$52,560 was proceeds from an illegal drug transaction. The
trial court did not enter an order directly addressing
Camacho's motion, and, on December 5, 2018, the trial
court entered a judgment declaring that the $52,560 at issue
was forfeited to the State. Thus, Camacho's motion for a
judgment as a matter of law was denied. The December 2018
"This cause came before the Court for hearing on the
pleadings and evidence presented ore tenus on the 17th day of
October 2018. Upon consideration of same, the Court hereby
finds that the Petition for Condemnation filed by the [State]
in this case is due to be GRANTED because the [State]
established by the evidence a prima facie case for the
forfeiture of the money pursuant to [§ ] 20-2-93 of the
Code of Alabama 1975. The standard of that prima facie proof
is reasonable satisfaction. "[Camacho] failed to show
that the money was not `derived from ... proceeds obtained
directly, or indirectly, from violation of any law of this
state concerning controlled substances.' Further, the
court finds that [Camacho] testified falsely and that his
testimony was unbelievable. Therefore, because [Camacho]
failed to testify truthfully to a material fact, the
testimony of [Camacho] is disregarded altogether. Costs are
taxed as paid."
appealed to the Alabama Supreme Court, which transferred the
appeal to this court, pursuant to § 12-2-7(6), Ala. Code
"On appellate review of a ruling from a forfeiture
proceeding at which the evidence was presented ore tenus,
the trial court's judgment is presumed to be correct
unless the record shows it to be contrary to the great
weight of the evidence." Ex parte McConathy,
911 So.2d 677, 681 (Ala. 2005).
"`"Under § 20-2-93 the State must
establish a prima facie case for the seizure, condemnation,
and forfeiture of the property. The standard of proof is
reasonable satisfaction. The statute is penal in nature and,
as such, should be strictly construed."'
Holloway[ v. State ex rel. Whetstone], 772 So.2d
[475,] 476 [(Ala.Civ.App. 2000)] (quoting State v.
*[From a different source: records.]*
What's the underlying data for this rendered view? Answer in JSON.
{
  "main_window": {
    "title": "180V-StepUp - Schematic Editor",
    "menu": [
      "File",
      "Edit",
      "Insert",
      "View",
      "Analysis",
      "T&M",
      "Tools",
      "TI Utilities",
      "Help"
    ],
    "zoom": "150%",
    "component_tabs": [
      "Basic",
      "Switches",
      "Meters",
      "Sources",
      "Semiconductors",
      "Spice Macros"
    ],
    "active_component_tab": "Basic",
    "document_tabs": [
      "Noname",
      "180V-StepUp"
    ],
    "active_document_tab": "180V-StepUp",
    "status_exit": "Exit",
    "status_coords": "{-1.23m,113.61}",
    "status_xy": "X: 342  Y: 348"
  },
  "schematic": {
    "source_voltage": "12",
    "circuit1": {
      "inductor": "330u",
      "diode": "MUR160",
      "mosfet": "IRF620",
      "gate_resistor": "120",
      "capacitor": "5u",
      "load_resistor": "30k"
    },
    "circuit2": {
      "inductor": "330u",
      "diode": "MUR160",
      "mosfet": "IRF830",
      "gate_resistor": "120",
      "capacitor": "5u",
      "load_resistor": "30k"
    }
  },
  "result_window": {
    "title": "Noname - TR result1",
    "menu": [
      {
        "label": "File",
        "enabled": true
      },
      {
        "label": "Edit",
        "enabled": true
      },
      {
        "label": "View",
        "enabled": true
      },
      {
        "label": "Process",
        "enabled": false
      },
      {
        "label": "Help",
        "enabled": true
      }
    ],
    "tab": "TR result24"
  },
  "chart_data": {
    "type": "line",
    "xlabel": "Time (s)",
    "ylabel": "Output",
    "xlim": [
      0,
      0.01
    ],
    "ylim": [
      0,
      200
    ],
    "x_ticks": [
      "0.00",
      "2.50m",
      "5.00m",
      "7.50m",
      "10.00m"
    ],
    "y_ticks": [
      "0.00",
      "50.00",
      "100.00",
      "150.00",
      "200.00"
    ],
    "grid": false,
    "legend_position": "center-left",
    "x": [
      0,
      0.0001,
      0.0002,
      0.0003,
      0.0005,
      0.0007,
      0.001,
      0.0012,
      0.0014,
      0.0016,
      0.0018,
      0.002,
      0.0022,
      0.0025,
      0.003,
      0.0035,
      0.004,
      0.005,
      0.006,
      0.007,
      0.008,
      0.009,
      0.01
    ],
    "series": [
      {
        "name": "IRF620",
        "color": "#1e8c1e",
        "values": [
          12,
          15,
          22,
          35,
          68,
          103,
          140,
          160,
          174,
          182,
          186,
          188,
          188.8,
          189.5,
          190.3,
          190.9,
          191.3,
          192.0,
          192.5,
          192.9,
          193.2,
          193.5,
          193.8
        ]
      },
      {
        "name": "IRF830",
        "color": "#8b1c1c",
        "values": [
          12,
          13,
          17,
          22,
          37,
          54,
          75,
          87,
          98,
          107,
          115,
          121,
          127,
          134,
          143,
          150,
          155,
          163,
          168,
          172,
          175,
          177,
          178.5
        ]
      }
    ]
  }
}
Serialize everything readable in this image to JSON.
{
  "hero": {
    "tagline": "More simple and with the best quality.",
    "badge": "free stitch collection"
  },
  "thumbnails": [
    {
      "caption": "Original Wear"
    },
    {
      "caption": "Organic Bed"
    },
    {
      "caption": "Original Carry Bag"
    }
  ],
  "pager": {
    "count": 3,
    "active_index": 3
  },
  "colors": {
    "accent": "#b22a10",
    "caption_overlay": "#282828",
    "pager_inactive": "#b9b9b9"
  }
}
Smith, 578 So.2d 1374, 1376 (Ala.Civ.App. 1991))."
McConathy, 911 So.2d at 681-82.
first note that we will not address three of Camacho's
arguments on appeal — ...